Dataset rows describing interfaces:
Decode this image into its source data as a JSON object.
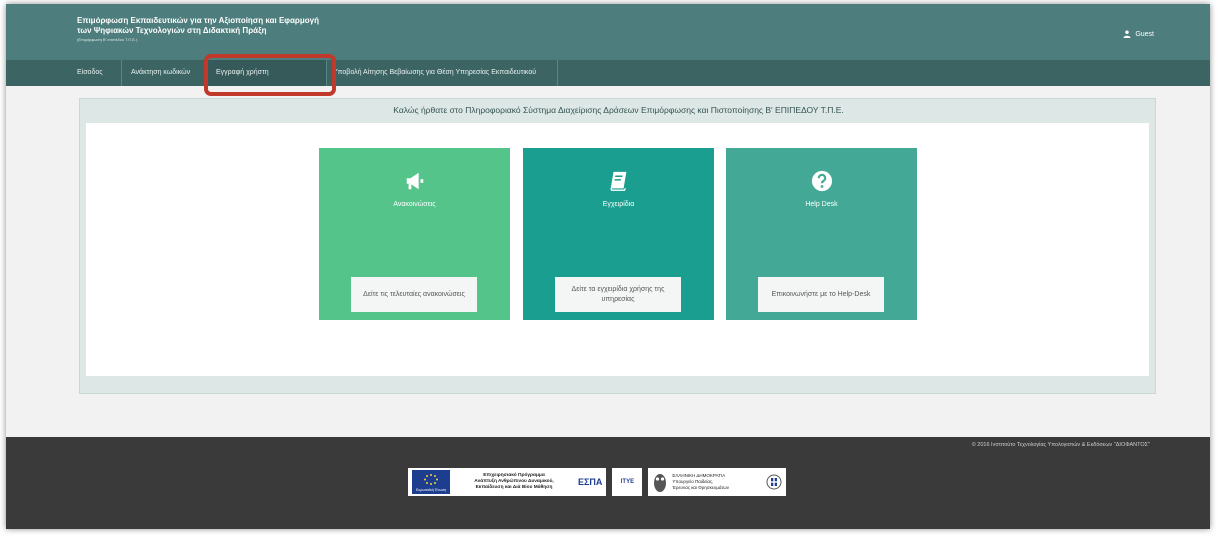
{
  "header": {
    "title_line1": "Επιμόρφωση Εκπαιδευτικών για την Αξιοποίηση και Εφαρμογή",
    "title_line2": "των Ψηφιακών Τεχνολογιών στη Διδακτική Πράξη",
    "title_line3": "(Επιμόρφωση Β' επιπέδου Τ.Π.Ε.)",
    "user_label": "Guest",
    "user_icon": "user-icon"
  },
  "nav": {
    "items": [
      {
        "label": "Είσοδος"
      },
      {
        "label": "Ανάκτηση κωδικών"
      },
      {
        "label": "Εγγραφή χρήστη"
      },
      {
        "label": "Υποβολή Αίτησης Βεβαίωσης για Θέση Υπηρεσίας Εκπαιδευτικού"
      }
    ]
  },
  "welcome": "Καλώς ήρθατε στο Πληροφοριακό Σύστημα Διαχείρισης Δράσεων Επιμόρφωσης και Πιστοποίησης Β' ΕΠΙΠΕΔΟΥ Τ.Π.Ε.",
  "cards": [
    {
      "title": "Ανακοινώσεις",
      "button": "Δείτε τις τελευταίες ανακοινώσεις",
      "icon": "megaphone-icon",
      "color": "#54c48b"
    },
    {
      "title": "Εγχειρίδια",
      "button": "Δείτε τα εγχειρίδια χρήσης της υπηρεσίας",
      "icon": "book-icon",
      "color": "#1a9e8f"
    },
    {
      "title": "Help Desk",
      "button": "Επικοινωνήστε με το Help-Desk",
      "icon": "question-circle-icon",
      "color": "#43a996"
    }
  ],
  "footer": {
    "copyright": "© 2016 Ινστιτούτο Τεχνολογίας Υπολογιστών & Εκδόσεων \"ΔΙΟΦΑΝΤΟΣ\"",
    "logo1_eu": "Ευρωπαϊκή Ένωση",
    "logo1_text1": "Επιχειρησιακό Πρόγραμμα",
    "logo1_text2": "Ανάπτυξη Ανθρώπινου Δυναμικού,",
    "logo1_text3": "Εκπαίδευση και Διά Βίου Μάθηση",
    "logo1_espa": "ΕΣΠΑ",
    "logo2": "ΙΤΥΕ",
    "logo3_line1": "ΕΛΛΗΝΙΚΗ ΔΗΜΟΚΡΑΤΙΑ",
    "logo3_line2": "Υπουργείο Παιδείας,",
    "logo3_line3": "Έρευνας και Θρησκευμάτων"
  },
  "colors": {
    "header": "#4d7d7c",
    "nav": "#3c6463",
    "highlight": "#c0392b",
    "footer": "#3a3a3a"
  }
}
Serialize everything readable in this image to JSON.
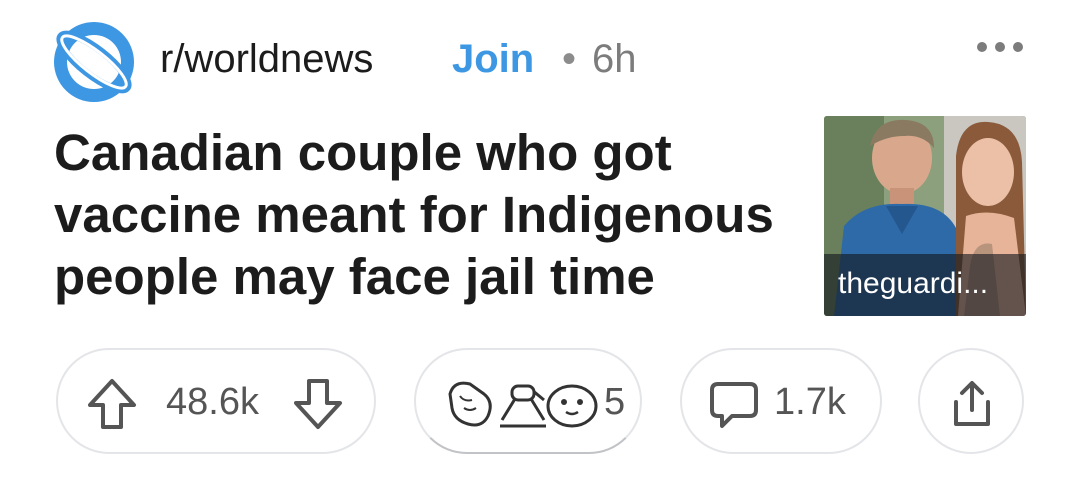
{
  "header": {
    "subreddit": "r/worldnews",
    "join_label": "Join",
    "separator": "•",
    "age": "6h",
    "subreddit_icon": "globe-icon",
    "more_icon": "more-horizontal-icon"
  },
  "post": {
    "title": "Canadian couple who got vaccine meant for Indigenous people may face jail time",
    "thumbnail_caption": "theguardi..."
  },
  "actions": {
    "score": "48.6k",
    "upvote_icon": "upvote-arrow-icon",
    "downvote_icon": "downvote-arrow-icon",
    "award_count": "5",
    "award_icons": [
      "hand-award-icon",
      "arm-wrestle-award-icon",
      "seal-award-icon"
    ],
    "comments": "1.7k",
    "comment_icon": "comment-bubble-icon",
    "share_icon": "share-icon"
  },
  "colors": {
    "accent_blue": "#3d97e3",
    "text_dark": "#1c1c1c",
    "text_muted": "#7c7c7c",
    "pill_border": "#e4e5e8"
  }
}
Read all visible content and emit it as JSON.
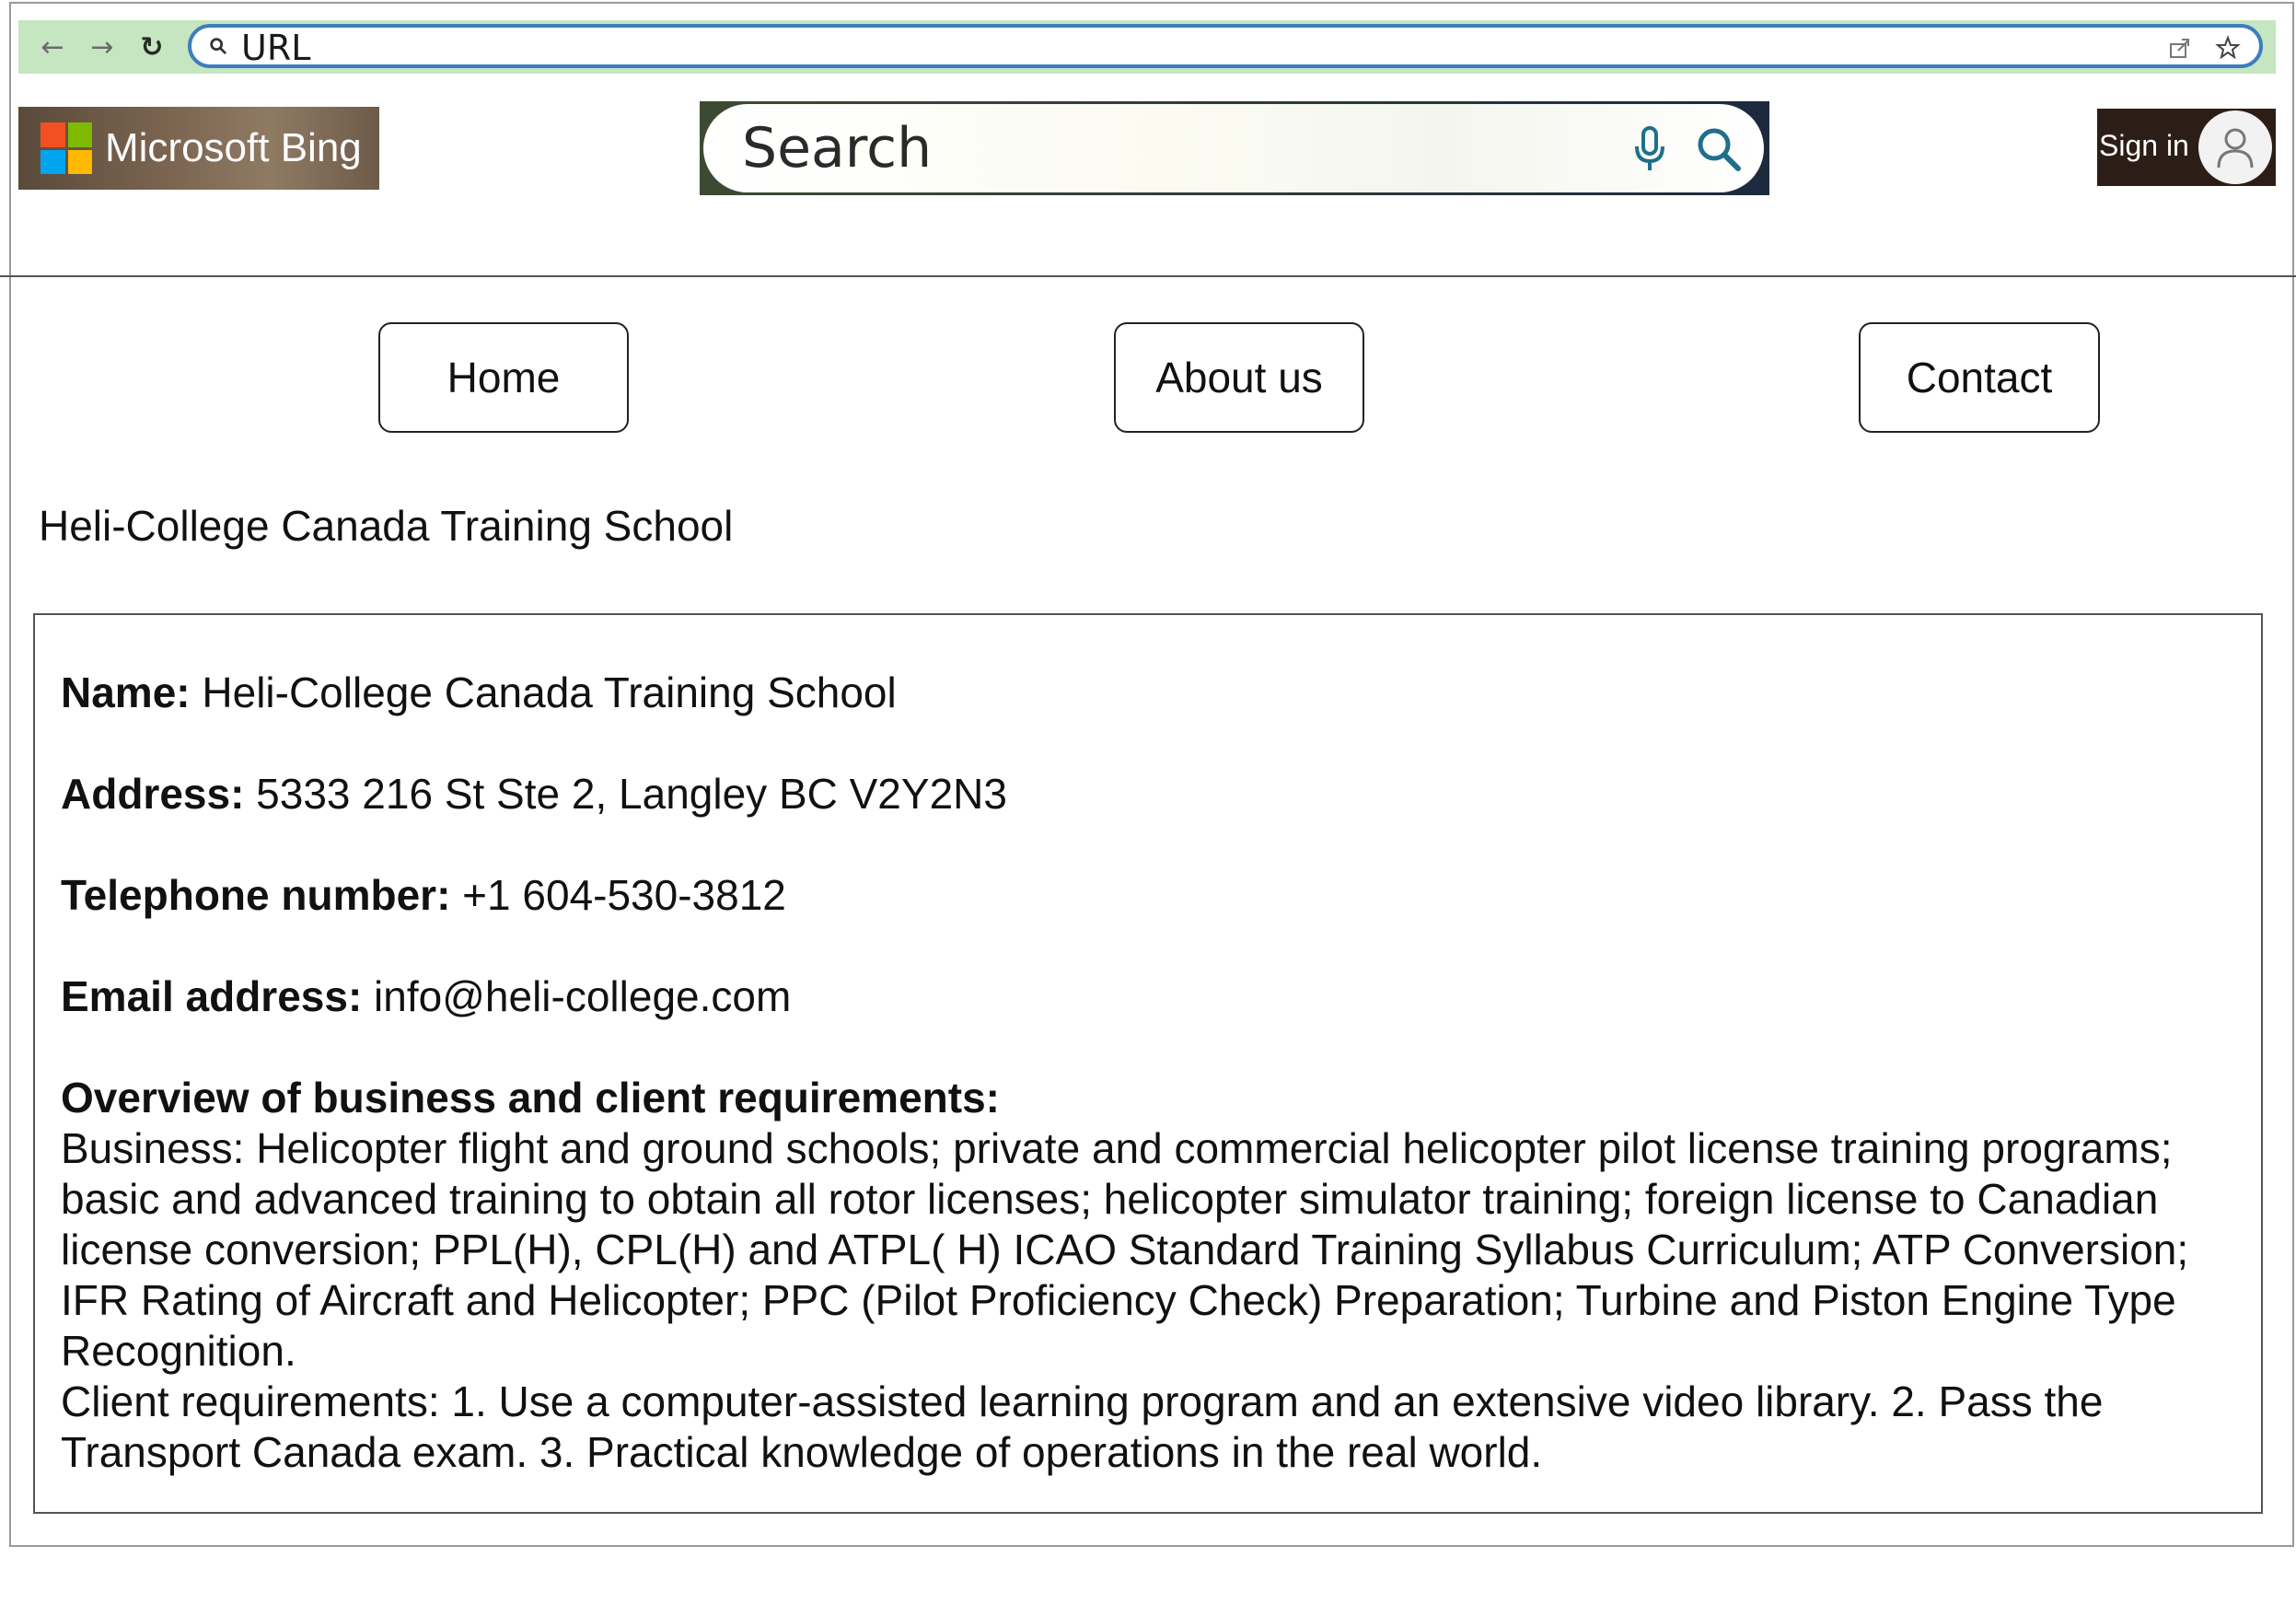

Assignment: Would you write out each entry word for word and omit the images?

Written solution:
Decode this image into its source data as a JSON object.
{
  "header": {
    "title_line1": "Επιμόρφωση Εκπαιδευτικών για την Αξιοποίηση και Εφαρμογή",
    "title_line2": "των Ψηφιακών Τεχνολογιών στη Διδακτική Πράξη",
    "title_line3": "(Επιμόρφωση Β' επιπέδου Τ.Π.Ε.)",
    "user_label": "Guest",
    "user_icon": "user-icon"
  },
  "nav": {
    "items": [
      {
        "label": "Είσοδος"
      },
      {
        "label": "Ανάκτηση κωδικών"
      },
      {
        "label": "Εγγραφή χρήστη"
      },
      {
        "label": "Υποβολή Αίτησης Βεβαίωσης για Θέση Υπηρεσίας Εκπαιδευτικού"
      }
    ]
  },
  "welcome": "Καλώς ήρθατε στο Πληροφοριακό Σύστημα Διαχείρισης Δράσεων Επιμόρφωσης και Πιστοποίησης Β' ΕΠΙΠΕΔΟΥ Τ.Π.Ε.",
  "cards": [
    {
      "title": "Ανακοινώσεις",
      "button": "Δείτε τις τελευταίες ανακοινώσεις",
      "icon": "megaphone-icon",
      "color": "#54c48b"
    },
    {
      "title": "Εγχειρίδια",
      "button": "Δείτε τα εγχειρίδια χρήσης της υπηρεσίας",
      "icon": "book-icon",
      "color": "#1a9e8f"
    },
    {
      "title": "Help Desk",
      "button": "Επικοινωνήστε με το Help-Desk",
      "icon": "question-circle-icon",
      "color": "#43a996"
    }
  ],
  "footer": {
    "copyright": "© 2016 Ινστιτούτο Τεχνολογίας Υπολογιστών & Εκδόσεων \"ΔΙΟΦΑΝΤΟΣ\"",
    "logo1_eu": "Ευρωπαϊκή Ένωση",
    "logo1_text1": "Επιχειρησιακό Πρόγραμμα",
    "logo1_text2": "Ανάπτυξη Ανθρώπινου Δυναμικού,",
    "logo1_text3": "Εκπαίδευση και Διά Βίου Μάθηση",
    "logo1_espa": "ΕΣΠΑ",
    "logo2": "ΙΤΥΕ",
    "logo3_line1": "ΕΛΛΗΝΙΚΗ ΔΗΜΟΚΡΑΤΙΑ",
    "logo3_line2": "Υπουργείο Παιδείας,",
    "logo3_line3": "Έρευνας και Θρησκευμάτων"
  },
  "colors": {
    "header": "#4d7d7c",
    "nav": "#3c6463",
    "highlight": "#c0392b",
    "footer": "#3a3a3a"
  }
}
Serialize everything readable in this image to JSON.
{
  "header": {
    "subreddit": "r/worldnews",
    "join_label": "Join",
    "separator": "•",
    "age": "6h",
    "subreddit_icon": "globe-icon",
    "more_icon": "more-horizontal-icon"
  },
  "post": {
    "title": "Canadian couple who got vaccine meant for Indigenous people may face jail time",
    "thumbnail_caption": "theguardi..."
  },
  "actions": {
    "score": "48.6k",
    "upvote_icon": "upvote-arrow-icon",
    "downvote_icon": "downvote-arrow-icon",
    "award_count": "5",
    "award_icons": [
      "hand-award-icon",
      "arm-wrestle-award-icon",
      "seal-award-icon"
    ],
    "comments": "1.7k",
    "comment_icon": "comment-bubble-icon",
    "share_icon": "share-icon"
  },
  "colors": {
    "accent_blue": "#3d97e3",
    "text_dark": "#1c1c1c",
    "text_muted": "#7c7c7c",
    "pill_border": "#e4e5e8"
  }
}
Read all visible content and emit it as JSON.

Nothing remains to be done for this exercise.